BEGIN Records to process

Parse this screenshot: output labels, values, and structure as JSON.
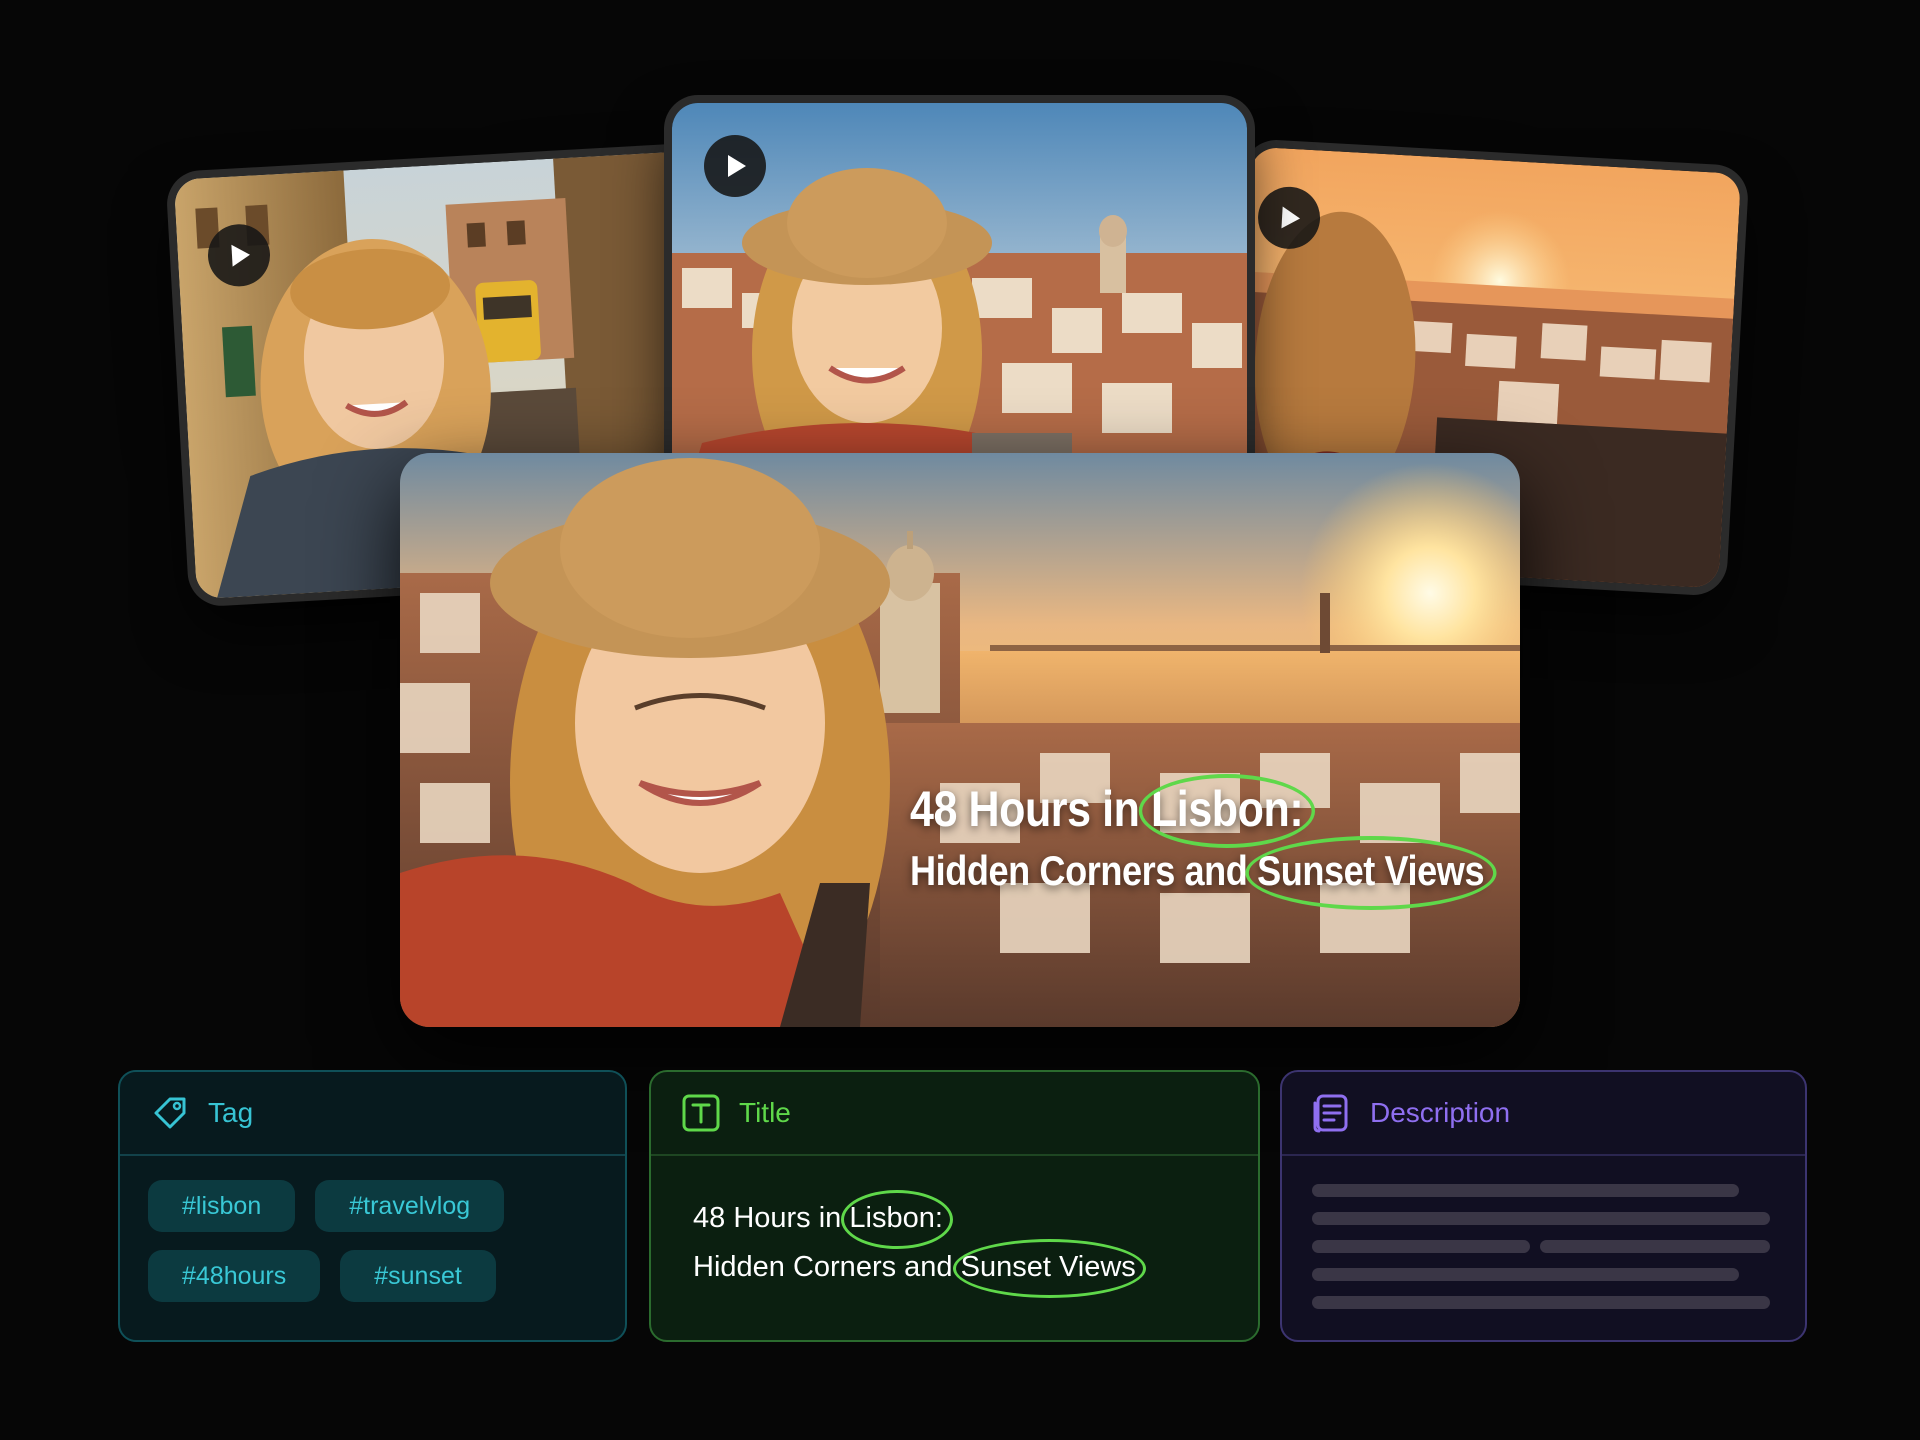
{
  "thumbnails": [
    {
      "name": "thumbnail-tram-street",
      "icon": "play-icon"
    },
    {
      "name": "thumbnail-hat-selfie",
      "icon": "play-icon"
    },
    {
      "name": "thumbnail-sunset-back",
      "icon": "play-icon"
    }
  ],
  "main_preview": {
    "title_line1_prefix": "48 Hours in",
    "title_line1_highlight": "Lisbon:",
    "title_line2_prefix": "Hidden Corners and",
    "title_line2_highlight": "Sunset Views"
  },
  "panels": {
    "tag": {
      "label": "Tag",
      "icon": "tag-icon",
      "tags": [
        "#lisbon",
        "#travelvlog",
        "#48hours",
        "#sunset"
      ]
    },
    "title": {
      "label": "Title",
      "icon": "text-t-icon",
      "line1_prefix": "48 Hours in",
      "line1_highlight": "Lisbon:",
      "line2_prefix": "Hidden Corners and",
      "line2_highlight": "Sunset Views"
    },
    "description": {
      "label": "Description",
      "icon": "document-icon"
    }
  },
  "colors": {
    "highlight": "#5fd84a",
    "tag_accent": "#37c4d4",
    "title_accent": "#5fd84a",
    "description_accent": "#8f6ff0"
  }
}
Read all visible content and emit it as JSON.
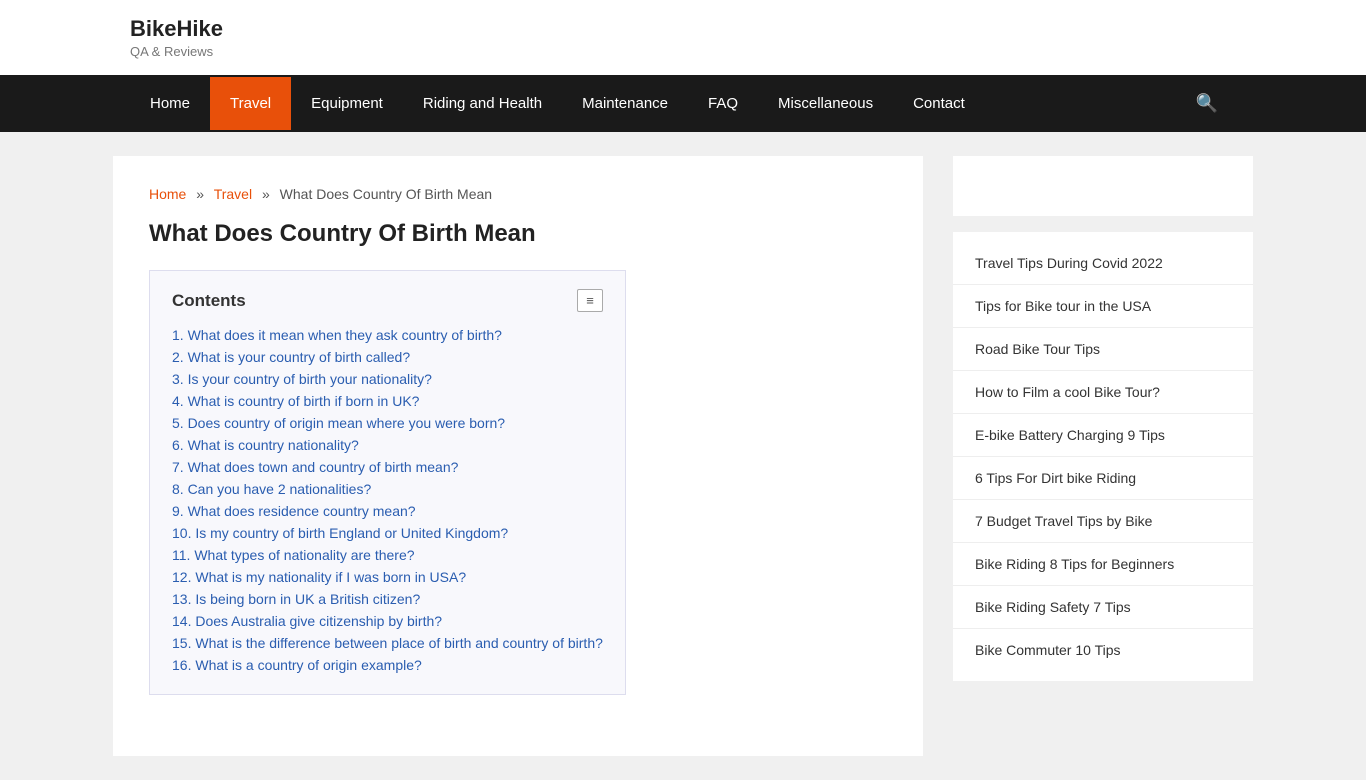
{
  "site": {
    "title": "BikeHike",
    "tagline": "QA & Reviews"
  },
  "nav": {
    "items": [
      {
        "label": "Home",
        "active": false
      },
      {
        "label": "Travel",
        "active": true
      },
      {
        "label": "Equipment",
        "active": false
      },
      {
        "label": "Riding and Health",
        "active": false
      },
      {
        "label": "Maintenance",
        "active": false
      },
      {
        "label": "FAQ",
        "active": false
      },
      {
        "label": "Miscellaneous",
        "active": false
      },
      {
        "label": "Contact",
        "active": false
      }
    ]
  },
  "breadcrumb": {
    "home": "Home",
    "travel": "Travel",
    "current": "What Does Country Of Birth Mean"
  },
  "article": {
    "title": "What Does Country Of Birth Mean"
  },
  "contents": {
    "title": "Contents",
    "toggle_label": "≡",
    "items": [
      {
        "num": "1",
        "text": "What does it mean when they ask country of birth?"
      },
      {
        "num": "2",
        "text": "What is your country of birth called?"
      },
      {
        "num": "3",
        "text": "Is your country of birth your nationality?"
      },
      {
        "num": "4",
        "text": "What is country of birth if born in UK?"
      },
      {
        "num": "5",
        "text": "Does country of origin mean where you were born?"
      },
      {
        "num": "6",
        "text": "What is country nationality?"
      },
      {
        "num": "7",
        "text": "What does town and country of birth mean?"
      },
      {
        "num": "8",
        "text": "Can you have 2 nationalities?"
      },
      {
        "num": "9",
        "text": "What does residence country mean?"
      },
      {
        "num": "10",
        "text": "Is my country of birth England or United Kingdom?"
      },
      {
        "num": "11",
        "text": "What types of nationality are there?"
      },
      {
        "num": "12",
        "text": "What is my nationality if I was born in USA?"
      },
      {
        "num": "13",
        "text": "Is being born in UK a British citizen?"
      },
      {
        "num": "14",
        "text": "Does Australia give citizenship by birth?"
      },
      {
        "num": "15",
        "text": "What is the difference between place of birth and country of birth?"
      },
      {
        "num": "16",
        "text": "What is a country of origin example?"
      }
    ]
  },
  "sidebar": {
    "links": [
      "Travel Tips During Covid 2022",
      "Tips for Bike tour in the USA",
      "Road Bike Tour Tips",
      "How to Film a cool Bike Tour?",
      "E-bike Battery Charging 9 Tips",
      "6 Tips For Dirt bike Riding",
      "7 Budget Travel Tips by Bike",
      "Bike Riding 8 Tips for Beginners",
      "Bike Riding Safety 7 Tips",
      "Bike Commuter 10 Tips"
    ]
  }
}
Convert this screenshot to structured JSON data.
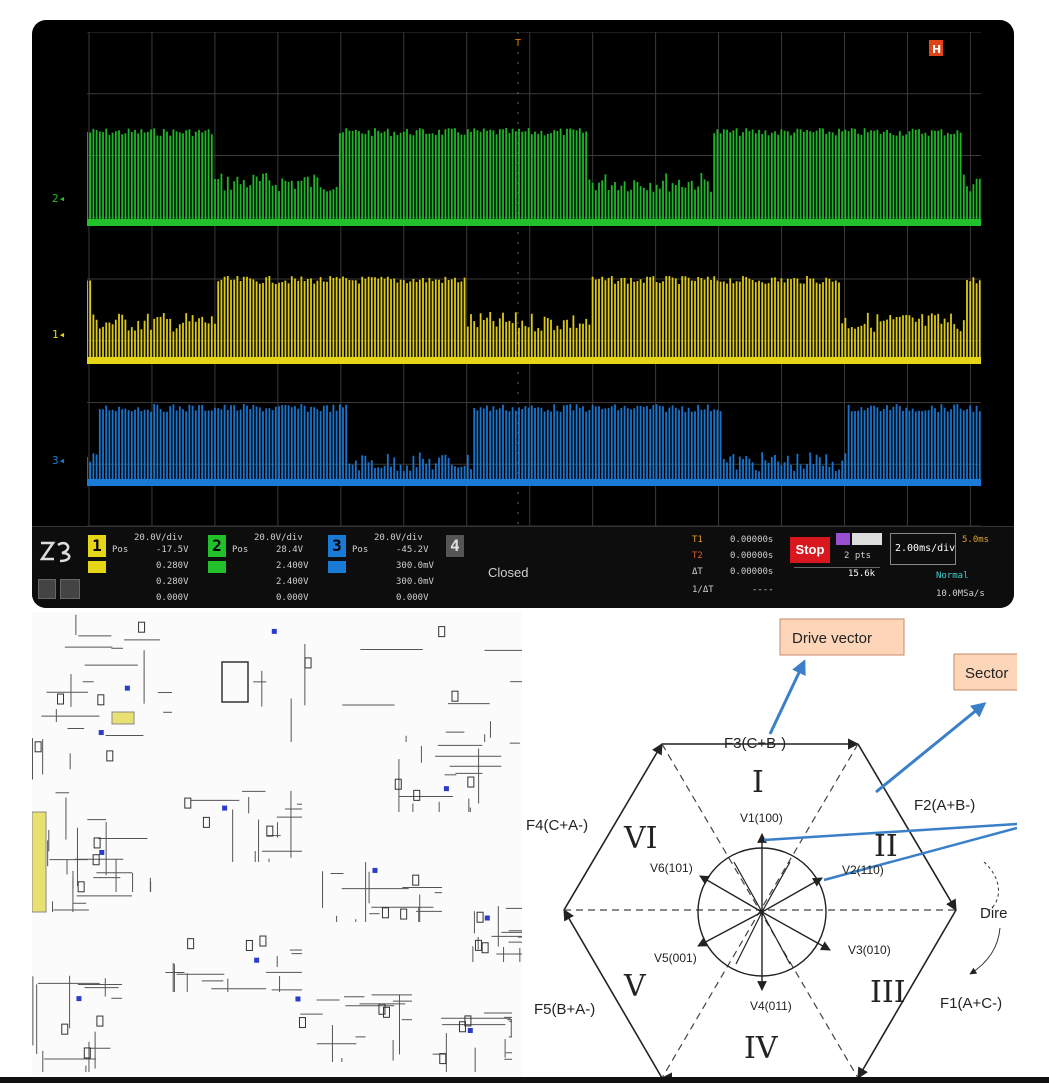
{
  "scope": {
    "screen_label_top": "T",
    "h_marker": "H",
    "channel_markers": [
      {
        "label": "2",
        "color": "#22c02a"
      },
      {
        "label": "1",
        "color": "#e6d417"
      },
      {
        "label": "3",
        "color": "#1a7ad8"
      }
    ],
    "channels": [
      {
        "num": "1",
        "color": "#e6d417",
        "scale": "20.0V/div",
        "pos_label": "Pos",
        "pos_value": "-17.5V",
        "row2": "0.280V",
        "row3": "0.280V",
        "row4": "0.000V"
      },
      {
        "num": "2",
        "color": "#22c02a",
        "scale": "20.0V/div",
        "pos_label": "Pos",
        "pos_value": "28.4V",
        "row2": "2.400V",
        "row3": "2.400V",
        "row4": "0.000V"
      },
      {
        "num": "3",
        "color": "#1a7ad8",
        "scale": "20.0V/div",
        "pos_label": "Pos",
        "pos_value": "-45.2V",
        "row2": "300.0mV",
        "row3": "300.0mV",
        "row4": "0.000V"
      }
    ],
    "channel4": {
      "num": "4",
      "status": "Closed"
    },
    "cursors": [
      {
        "label": "T1",
        "value": "0.00000s"
      },
      {
        "label": "T2",
        "value": "0.00000s"
      },
      {
        "label": "ΔT",
        "value": "0.00000s"
      },
      {
        "label": "1/ΔT",
        "value": "----"
      }
    ],
    "run_state": "Stop",
    "acq_points": "2 pts",
    "acq_value": "15.6k",
    "timebase": "2.00ms/div",
    "trigger_pos": "5.0ms",
    "sample_rate": "10.0MSa/s",
    "mode": "Normal"
  },
  "diagram": {
    "callout_drive": "Drive vector",
    "callout_sector": "Sector",
    "top_edge": "F3(C+B-)",
    "right_upper_edge": "F2(A+B-)",
    "left_upper_edge": "F4(C+A-)",
    "left_lower_edge": "F5(B+A-)",
    "right_lower_edge": "F1(A+C-)",
    "direction": "Dire",
    "sectors": {
      "s1": "I",
      "s2": "II",
      "s3": "III",
      "s4": "IV",
      "s5": "V",
      "s6": "VI"
    },
    "vectors": {
      "v1": "V1(100)",
      "v2": "V2(110)",
      "v3": "V3(010)",
      "v4": "V4(011)",
      "v5": "V5(001)",
      "v6": "V6(101)"
    }
  }
}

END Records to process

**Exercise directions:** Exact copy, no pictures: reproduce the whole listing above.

**Written answer:**
Parse this screenshot: output labels, values, and structure as JSON.
{
  "thumbnails": [
    {
      "name": "thumbnail-tram-street",
      "icon": "play-icon"
    },
    {
      "name": "thumbnail-hat-selfie",
      "icon": "play-icon"
    },
    {
      "name": "thumbnail-sunset-back",
      "icon": "play-icon"
    }
  ],
  "main_preview": {
    "title_line1_prefix": "48 Hours in",
    "title_line1_highlight": "Lisbon:",
    "title_line2_prefix": "Hidden Corners and",
    "title_line2_highlight": "Sunset Views"
  },
  "panels": {
    "tag": {
      "label": "Tag",
      "icon": "tag-icon",
      "tags": [
        "#lisbon",
        "#travelvlog",
        "#48hours",
        "#sunset"
      ]
    },
    "title": {
      "label": "Title",
      "icon": "text-t-icon",
      "line1_prefix": "48 Hours in",
      "line1_highlight": "Lisbon:",
      "line2_prefix": "Hidden Corners and",
      "line2_highlight": "Sunset Views"
    },
    "description": {
      "label": "Description",
      "icon": "document-icon"
    }
  },
  "colors": {
    "highlight": "#5fd84a",
    "tag_accent": "#37c4d4",
    "title_accent": "#5fd84a",
    "description_accent": "#8f6ff0"
  }
}
Read all visible content and emit it as JSON.
{
  "site": {
    "title": "BikeHike",
    "tagline": "QA & Reviews"
  },
  "nav": {
    "items": [
      {
        "label": "Home",
        "active": false
      },
      {
        "label": "Travel",
        "active": true
      },
      {
        "label": "Equipment",
        "active": false
      },
      {
        "label": "Riding and Health",
        "active": false
      },
      {
        "label": "Maintenance",
        "active": false
      },
      {
        "label": "FAQ",
        "active": false
      },
      {
        "label": "Miscellaneous",
        "active": false
      },
      {
        "label": "Contact",
        "active": false
      }
    ]
  },
  "breadcrumb": {
    "home": "Home",
    "travel": "Travel",
    "current": "What Does Country Of Birth Mean"
  },
  "article": {
    "title": "What Does Country Of Birth Mean"
  },
  "contents": {
    "title": "Contents",
    "toggle_label": "≡",
    "items": [
      {
        "num": "1",
        "text": "What does it mean when they ask country of birth?"
      },
      {
        "num": "2",
        "text": "What is your country of birth called?"
      },
      {
        "num": "3",
        "text": "Is your country of birth your nationality?"
      },
      {
        "num": "4",
        "text": "What is country of birth if born in UK?"
      },
      {
        "num": "5",
        "text": "Does country of origin mean where you were born?"
      },
      {
        "num": "6",
        "text": "What is country nationality?"
      },
      {
        "num": "7",
        "text": "What does town and country of birth mean?"
      },
      {
        "num": "8",
        "text": "Can you have 2 nationalities?"
      },
      {
        "num": "9",
        "text": "What does residence country mean?"
      },
      {
        "num": "10",
        "text": "Is my country of birth England or United Kingdom?"
      },
      {
        "num": "11",
        "text": "What types of nationality are there?"
      },
      {
        "num": "12",
        "text": "What is my nationality if I was born in USA?"
      },
      {
        "num": "13",
        "text": "Is being born in UK a British citizen?"
      },
      {
        "num": "14",
        "text": "Does Australia give citizenship by birth?"
      },
      {
        "num": "15",
        "text": "What is the difference between place of birth and country of birth?"
      },
      {
        "num": "16",
        "text": "What is a country of origin example?"
      }
    ]
  },
  "sidebar": {
    "links": [
      "Travel Tips During Covid 2022",
      "Tips for Bike tour in the USA",
      "Road Bike Tour Tips",
      "How to Film a cool Bike Tour?",
      "E-bike Battery Charging 9 Tips",
      "6 Tips For Dirt bike Riding",
      "7 Budget Travel Tips by Bike",
      "Bike Riding 8 Tips for Beginners",
      "Bike Riding Safety 7 Tips",
      "Bike Commuter 10 Tips"
    ]
  }
}
Convert this screenshot to structured JSON data.
{
  "scope": {
    "screen_label_top": "T",
    "h_marker": "H",
    "channel_markers": [
      {
        "label": "2",
        "color": "#22c02a"
      },
      {
        "label": "1",
        "color": "#e6d417"
      },
      {
        "label": "3",
        "color": "#1a7ad8"
      }
    ],
    "channels": [
      {
        "num": "1",
        "color": "#e6d417",
        "scale": "20.0V/div",
        "pos_label": "Pos",
        "pos_value": "-17.5V",
        "row2": "0.280V",
        "row3": "0.280V",
        "row4": "0.000V"
      },
      {
        "num": "2",
        "color": "#22c02a",
        "scale": "20.0V/div",
        "pos_label": "Pos",
        "pos_value": "28.4V",
        "row2": "2.400V",
        "row3": "2.400V",
        "row4": "0.000V"
      },
      {
        "num": "3",
        "color": "#1a7ad8",
        "scale": "20.0V/div",
        "pos_label": "Pos",
        "pos_value": "-45.2V",
        "row2": "300.0mV",
        "row3": "300.0mV",
        "row4": "0.000V"
      }
    ],
    "channel4": {
      "num": "4",
      "status": "Closed"
    },
    "cursors": [
      {
        "label": "T1",
        "value": "0.00000s"
      },
      {
        "label": "T2",
        "value": "0.00000s"
      },
      {
        "label": "ΔT",
        "value": "0.00000s"
      },
      {
        "label": "1/ΔT",
        "value": "----"
      }
    ],
    "run_state": "Stop",
    "acq_points": "2 pts",
    "acq_value": "15.6k",
    "timebase": "2.00ms/div",
    "trigger_pos": "5.0ms",
    "sample_rate": "10.0MSa/s",
    "mode": "Normal"
  },
  "diagram": {
    "callout_drive": "Drive vector",
    "callout_sector": "Sector",
    "top_edge": "F3(C+B-)",
    "right_upper_edge": "F2(A+B-)",
    "left_upper_edge": "F4(C+A-)",
    "left_lower_edge": "F5(B+A-)",
    "right_lower_edge": "F1(A+C-)",
    "direction": "Dire",
    "sectors": {
      "s1": "I",
      "s2": "II",
      "s3": "III",
      "s4": "IV",
      "s5": "V",
      "s6": "VI"
    },
    "vectors": {
      "v1": "V1(100)",
      "v2": "V2(110)",
      "v3": "V3(010)",
      "v4": "V4(011)",
      "v5": "V5(001)",
      "v6": "V6(101)"
    }
  }
}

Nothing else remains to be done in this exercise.